* **PROBLEM DESCRIPTION**
Repeat the data below exactly. Include each line.

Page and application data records
------------------------------------------------------------------------

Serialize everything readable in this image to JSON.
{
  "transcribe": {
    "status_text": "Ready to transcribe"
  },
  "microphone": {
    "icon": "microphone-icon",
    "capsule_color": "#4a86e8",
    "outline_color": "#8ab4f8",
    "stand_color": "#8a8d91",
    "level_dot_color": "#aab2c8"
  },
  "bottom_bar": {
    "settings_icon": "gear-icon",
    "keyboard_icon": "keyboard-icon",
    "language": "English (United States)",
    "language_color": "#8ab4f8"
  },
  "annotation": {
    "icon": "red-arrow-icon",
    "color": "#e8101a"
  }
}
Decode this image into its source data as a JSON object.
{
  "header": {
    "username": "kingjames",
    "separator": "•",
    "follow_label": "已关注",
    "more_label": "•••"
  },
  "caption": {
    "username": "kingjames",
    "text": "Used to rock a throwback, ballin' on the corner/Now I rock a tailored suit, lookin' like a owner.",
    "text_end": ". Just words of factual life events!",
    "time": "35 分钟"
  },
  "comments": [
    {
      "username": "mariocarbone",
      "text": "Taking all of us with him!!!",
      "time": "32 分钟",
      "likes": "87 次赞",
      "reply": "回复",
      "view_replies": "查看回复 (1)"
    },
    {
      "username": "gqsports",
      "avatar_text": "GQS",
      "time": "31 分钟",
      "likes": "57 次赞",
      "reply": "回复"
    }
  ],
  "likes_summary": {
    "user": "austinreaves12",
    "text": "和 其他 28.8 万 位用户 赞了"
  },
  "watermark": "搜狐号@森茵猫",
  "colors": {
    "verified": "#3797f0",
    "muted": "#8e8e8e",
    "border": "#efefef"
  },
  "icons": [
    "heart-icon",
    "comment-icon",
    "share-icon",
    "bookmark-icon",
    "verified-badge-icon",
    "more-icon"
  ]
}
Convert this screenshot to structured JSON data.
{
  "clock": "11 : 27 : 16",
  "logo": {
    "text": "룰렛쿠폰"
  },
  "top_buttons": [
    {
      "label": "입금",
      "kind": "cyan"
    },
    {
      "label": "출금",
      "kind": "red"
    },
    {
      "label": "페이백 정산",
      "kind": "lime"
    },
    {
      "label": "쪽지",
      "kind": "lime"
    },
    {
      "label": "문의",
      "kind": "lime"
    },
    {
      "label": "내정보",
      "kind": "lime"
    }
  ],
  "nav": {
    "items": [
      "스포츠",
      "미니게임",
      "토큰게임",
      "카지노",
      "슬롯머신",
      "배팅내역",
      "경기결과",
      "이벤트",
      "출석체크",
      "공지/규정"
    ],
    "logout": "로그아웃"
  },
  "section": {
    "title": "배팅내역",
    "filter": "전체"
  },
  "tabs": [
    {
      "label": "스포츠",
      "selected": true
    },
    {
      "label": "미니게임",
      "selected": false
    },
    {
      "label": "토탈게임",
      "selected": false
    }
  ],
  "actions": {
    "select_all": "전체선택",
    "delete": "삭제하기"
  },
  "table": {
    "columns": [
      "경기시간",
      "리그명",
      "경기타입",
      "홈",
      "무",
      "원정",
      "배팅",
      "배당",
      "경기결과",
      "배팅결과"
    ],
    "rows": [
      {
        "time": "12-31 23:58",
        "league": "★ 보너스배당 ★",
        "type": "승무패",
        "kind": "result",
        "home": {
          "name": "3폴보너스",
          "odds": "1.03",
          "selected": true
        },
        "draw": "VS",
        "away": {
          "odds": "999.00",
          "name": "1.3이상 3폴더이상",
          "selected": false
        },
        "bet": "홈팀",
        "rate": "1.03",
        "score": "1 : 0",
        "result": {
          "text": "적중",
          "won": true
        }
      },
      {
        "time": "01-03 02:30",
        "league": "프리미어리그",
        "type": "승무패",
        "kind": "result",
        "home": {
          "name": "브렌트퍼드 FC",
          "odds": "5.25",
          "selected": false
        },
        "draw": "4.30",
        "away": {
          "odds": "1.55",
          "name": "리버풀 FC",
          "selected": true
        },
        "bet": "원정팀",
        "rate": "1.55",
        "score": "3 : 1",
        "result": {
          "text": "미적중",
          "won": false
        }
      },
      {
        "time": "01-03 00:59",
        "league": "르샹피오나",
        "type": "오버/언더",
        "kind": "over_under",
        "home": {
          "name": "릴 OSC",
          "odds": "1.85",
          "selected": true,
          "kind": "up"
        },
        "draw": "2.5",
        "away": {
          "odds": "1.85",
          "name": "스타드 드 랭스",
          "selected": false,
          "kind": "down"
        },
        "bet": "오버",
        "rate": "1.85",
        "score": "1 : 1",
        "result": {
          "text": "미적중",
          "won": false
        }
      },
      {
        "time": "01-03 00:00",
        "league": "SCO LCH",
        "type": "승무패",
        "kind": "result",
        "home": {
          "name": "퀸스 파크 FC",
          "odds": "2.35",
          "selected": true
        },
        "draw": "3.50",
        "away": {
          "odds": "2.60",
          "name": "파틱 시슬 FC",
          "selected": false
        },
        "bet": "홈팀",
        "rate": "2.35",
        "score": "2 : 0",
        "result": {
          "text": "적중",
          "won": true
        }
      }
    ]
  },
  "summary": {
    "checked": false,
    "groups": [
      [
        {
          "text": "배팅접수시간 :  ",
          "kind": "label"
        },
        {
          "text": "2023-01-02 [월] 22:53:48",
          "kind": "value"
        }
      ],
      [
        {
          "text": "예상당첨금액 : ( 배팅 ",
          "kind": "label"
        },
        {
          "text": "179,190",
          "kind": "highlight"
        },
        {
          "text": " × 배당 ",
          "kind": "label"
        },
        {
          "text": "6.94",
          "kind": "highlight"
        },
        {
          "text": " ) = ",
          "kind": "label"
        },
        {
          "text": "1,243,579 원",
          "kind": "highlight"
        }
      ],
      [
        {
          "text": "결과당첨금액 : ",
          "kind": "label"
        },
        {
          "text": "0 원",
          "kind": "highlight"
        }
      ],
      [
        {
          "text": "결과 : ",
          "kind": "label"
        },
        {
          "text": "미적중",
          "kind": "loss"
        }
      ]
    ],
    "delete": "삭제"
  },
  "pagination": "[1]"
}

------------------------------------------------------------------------

* **RESULT OF THE EXERCISE**
Serialize everything readable in this image to JSON.
{
  "transcribe": {
    "status_text": "Ready to transcribe"
  },
  "microphone": {
    "icon": "microphone-icon",
    "capsule_color": "#4a86e8",
    "outline_color": "#8ab4f8",
    "stand_color": "#8a8d91",
    "level_dot_color": "#aab2c8"
  },
  "bottom_bar": {
    "settings_icon": "gear-icon",
    "keyboard_icon": "keyboard-icon",
    "language": "English (United States)",
    "language_color": "#8ab4f8"
  },
  "annotation": {
    "icon": "red-arrow-icon",
    "color": "#e8101a"
  }
}
Decode this image into its source data as a JSON object.
{
  "header": {
    "username": "kingjames",
    "separator": "•",
    "follow_label": "已关注",
    "more_label": "•••"
  },
  "caption": {
    "username": "kingjames",
    "text": "Used to rock a throwback, ballin' on the corner/Now I rock a tailored suit, lookin' like a owner.",
    "text_end": ". Just words of factual life events!",
    "time": "35 分钟"
  },
  "comments": [
    {
      "username": "mariocarbone",
      "text": "Taking all of us with him!!!",
      "time": "32 分钟",
      "likes": "87 次赞",
      "reply": "回复",
      "view_replies": "查看回复 (1)"
    },
    {
      "username": "gqsports",
      "avatar_text": "GQS",
      "time": "31 分钟",
      "likes": "57 次赞",
      "reply": "回复"
    }
  ],
  "likes_summary": {
    "user": "austinreaves12",
    "text": "和 其他 28.8 万 位用户 赞了"
  },
  "watermark": "搜狐号@森茵猫",
  "colors": {
    "verified": "#3797f0",
    "muted": "#8e8e8e",
    "border": "#efefef"
  },
  "icons": [
    "heart-icon",
    "comment-icon",
    "share-icon",
    "bookmark-icon",
    "verified-badge-icon",
    "more-icon"
  ]
}
Convert this screenshot to structured JSON data.
{
  "clock": "11 : 27 : 16",
  "logo": {
    "text": "룰렛쿠폰"
  },
  "top_buttons": [
    {
      "label": "입금",
      "kind": "cyan"
    },
    {
      "label": "출금",
      "kind": "red"
    },
    {
      "label": "페이백 정산",
      "kind": "lime"
    },
    {
      "label": "쪽지",
      "kind": "lime"
    },
    {
      "label": "문의",
      "kind": "lime"
    },
    {
      "label": "내정보",
      "kind": "lime"
    }
  ],
  "nav": {
    "items": [
      "스포츠",
      "미니게임",
      "토큰게임",
      "카지노",
      "슬롯머신",
      "배팅내역",
      "경기결과",
      "이벤트",
      "출석체크",
      "공지/규정"
    ],
    "logout": "로그아웃"
  },
  "section": {
    "title": "배팅내역",
    "filter": "전체"
  },
  "tabs": [
    {
      "label": "스포츠",
      "selected": true
    },
    {
      "label": "미니게임",
      "selected": false
    },
    {
      "label": "토탈게임",
      "selected": false
    }
  ],
  "actions": {
    "select_all": "전체선택",
    "delete": "삭제하기"
  },
  "table": {
    "columns": [
      "경기시간",
      "리그명",
      "경기타입",
      "홈",
      "무",
      "원정",
      "배팅",
      "배당",
      "경기결과",
      "배팅결과"
    ],
    "rows": [
      {
        "time": "12-31 23:58",
        "league": "★ 보너스배당 ★",
        "type": "승무패",
        "kind": "result",
        "home": {
          "name": "3폴보너스",
          "odds": "1.03",
          "selected": true
        },
        "draw": "VS",
        "away": {
          "odds": "999.00",
          "name": "1.3이상 3폴더이상",
          "selected": false
        },
        "bet": "홈팀",
        "rate": "1.03",
        "score": "1 : 0",
        "result": {
          "text": "적중",
          "won": true
        }
      },
      {
        "time": "01-03 02:30",
        "league": "프리미어리그",
        "type": "승무패",
        "kind": "result",
        "home": {
          "name": "브렌트퍼드 FC",
          "odds": "5.25",
          "selected": false
        },
        "draw": "4.30",
        "away": {
          "odds": "1.55",
          "name": "리버풀 FC",
          "selected": true
        },
        "bet": "원정팀",
        "rate": "1.55",
        "score": "3 : 1",
        "result": {
          "text": "미적중",
          "won": false
        }
      },
      {
        "time": "01-03 00:59",
        "league": "르샹피오나",
        "type": "오버/언더",
        "kind": "over_under",
        "home": {
          "name": "릴 OSC",
          "odds": "1.85",
          "selected": true,
          "kind": "up"
        },
        "draw": "2.5",
        "away": {
          "odds": "1.85",
          "name": "스타드 드 랭스",
          "selected": false,
          "kind": "down"
        },
        "bet": "오버",
        "rate": "1.85",
        "score": "1 : 1",
        "result": {
          "text": "미적중",
          "won": false
        }
      },
      {
        "time": "01-03 00:00",
        "league": "SCO LCH",
        "type": "승무패",
        "kind": "result",
        "home": {
          "name": "퀸스 파크 FC",
          "odds": "2.35",
          "selected": true
        },
        "draw": "3.50",
        "away": {
          "odds": "2.60",
          "name": "파틱 시슬 FC",
          "selected": false
        },
        "bet": "홈팀",
        "rate": "2.35",
        "score": "2 : 0",
        "result": {
          "text": "적중",
          "won": true
        }
      }
    ]
  },
  "summary": {
    "checked": false,
    "groups": [
      [
        {
          "text": "배팅접수시간 :  ",
          "kind": "label"
        },
        {
          "text": "2023-01-02 [월] 22:53:48",
          "kind": "value"
        }
      ],
      [
        {
          "text": "예상당첨금액 : ( 배팅 ",
          "kind": "label"
        },
        {
          "text": "179,190",
          "kind": "highlight"
        },
        {
          "text": " × 배당 ",
          "kind": "label"
        },
        {
          "text": "6.94",
          "kind": "highlight"
        },
        {
          "text": " ) = ",
          "kind": "label"
        },
        {
          "text": "1,243,579 원",
          "kind": "highlight"
        }
      ],
      [
        {
          "text": "결과당첨금액 : ",
          "kind": "label"
        },
        {
          "text": "0 원",
          "kind": "highlight"
        }
      ],
      [
        {
          "text": "결과 : ",
          "kind": "label"
        },
        {
          "text": "미적중",
          "kind": "loss"
        }
      ]
    ],
    "delete": "삭제"
  },
  "pagination": "[1]"
}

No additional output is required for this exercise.